This method uses the implicit Azure authentication available in the environment where the ZenML code is running. On your local machine, this is the quickest way to configure an Azure Artifact Store. You don't need to supply credentials explicitly when you register the Azure Artifact Store, instead you have to set one of the following sets of environment variables:
  • to use an Azure connection string, set AZURE_STORAGE_CONNECTION_STRING to your Azure Storage Key connection string
  • to use an Azure account key, set AZURE_STORAGE_ACCOUNT_NAME to your account name and one of AZURE_STORAGE_ACCOUNT_KEY or AZURE_STORAGE_SAS_TOKEN to the Azure key value.
  • to use Azure ServicePrincipal credentials, set AZURE_STORAGE_ACCOUNT_NAME to your account name and AZURE_STORAGE_CLIENT_ID, AZURE_STORAGE_CLIENT_SECRET and AZURE_STORAGE_TENANT_ID to the
The implicit authentication method needs to be coordinated with other stack components that are highly dependent on the Artifact Store and need to interact with it directly to function. If these components are not running on your machine, they do not have access to the local environment variables and will encounter authentication failures while trying to access the Azure Artifact Store:
  • Orchestrators need to access the Artifact Store to manage pipeline artifacts

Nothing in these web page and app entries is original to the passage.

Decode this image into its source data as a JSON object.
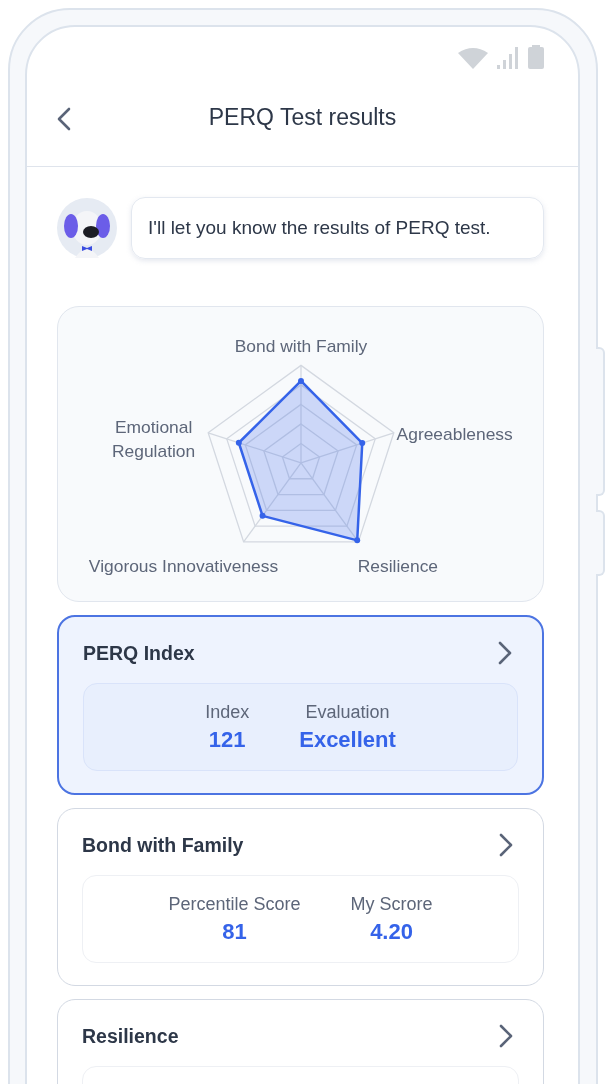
{
  "header": {
    "title": "PERQ Test results"
  },
  "message": {
    "text": "I'll let you know the results of PERQ test."
  },
  "radar": {
    "axes": [
      {
        "label": "Bond with Family"
      },
      {
        "label": "Emotional Regulation"
      },
      {
        "label": "Agreeableness"
      },
      {
        "label": "Vigorous Innovativeness"
      },
      {
        "label": "Resilience"
      }
    ]
  },
  "cards": [
    {
      "title": "PERQ Index",
      "selected": true,
      "stats": [
        {
          "label": "Index",
          "value": "121"
        },
        {
          "label": "Evaluation",
          "value": "Excellent"
        }
      ]
    },
    {
      "title": "Bond with Family",
      "selected": false,
      "stats": [
        {
          "label": "Percentile Score",
          "value": "81"
        },
        {
          "label": "My Scrore",
          "value": "4.20"
        }
      ]
    },
    {
      "title": "Resilience",
      "selected": false
    }
  ]
}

  • Step Operators need to access the Artifact Store to manage step level artifacts
  • Model Deployers need to access the Artifact Store to load served models
These remote stack components can still use the implicit authentication method: if they are also running within the Azure Kubernetes Service, you can configure your cluster to use Azure Managed Identities. This mechanism allows Azure workloads like AKS pods to access other Azure services without requiring explicit credentials.
If you have remote stack components that are not running in AKS, or if you are unsure how to configure them to use Managed Identities, you should use one of the other authentication methods.
This method requires using a Secrets Manager in your stack to store the sensitive Azure authentication information in a secure location and configuring the Azure credentials using a ZenML secret.
The ZenML Azure secret schema supports a variety of credentials:
  • use an Azure account name and access key or SAS token (the account_name, account_key and sas_token attributes need to be configured in the ZenML secret)
  • use an Azure connection string (configure the connection_string attribute in the ZenML secret)
  • use Azure ServicePrincipal credentials (which requires account_name, tenant_id, client_id and client_secret to be configured in the ZenML secret)
The Azure credentials are configured as a ZenML secret that is referenced in the Artifact Store configuration, e.g.:
# Register the Azure artifact store
zenml artifact-store register az_store -f azure \
--path='az://your-container' \
--authentication_secret=az_secret
# Register a secrets manager
zenml secrets-manager register secrets_manager \
--flavor=<FLAVOR_OF_YOUR_CHOICE> ...
# Register and set a stack with the new artifact store and secrets manager
zenml stack register custom_stack -a az_store -x secrets_manager ... --set
# Create the secret referenced in the artifact store
zenml secrets-manager secret register az_secret -s azure \
--connection_sting='your-Azure-connection-string'
For more, up-to-date information on the Azure Artifact Store implementation and its configuration, you can have a look at the API docs.

How do you use it?

Aside from the fact that the artifacts are stored in Azure Blob Storage, using the Azure Artifact Store is no different from using any other flavor of Artifact Store.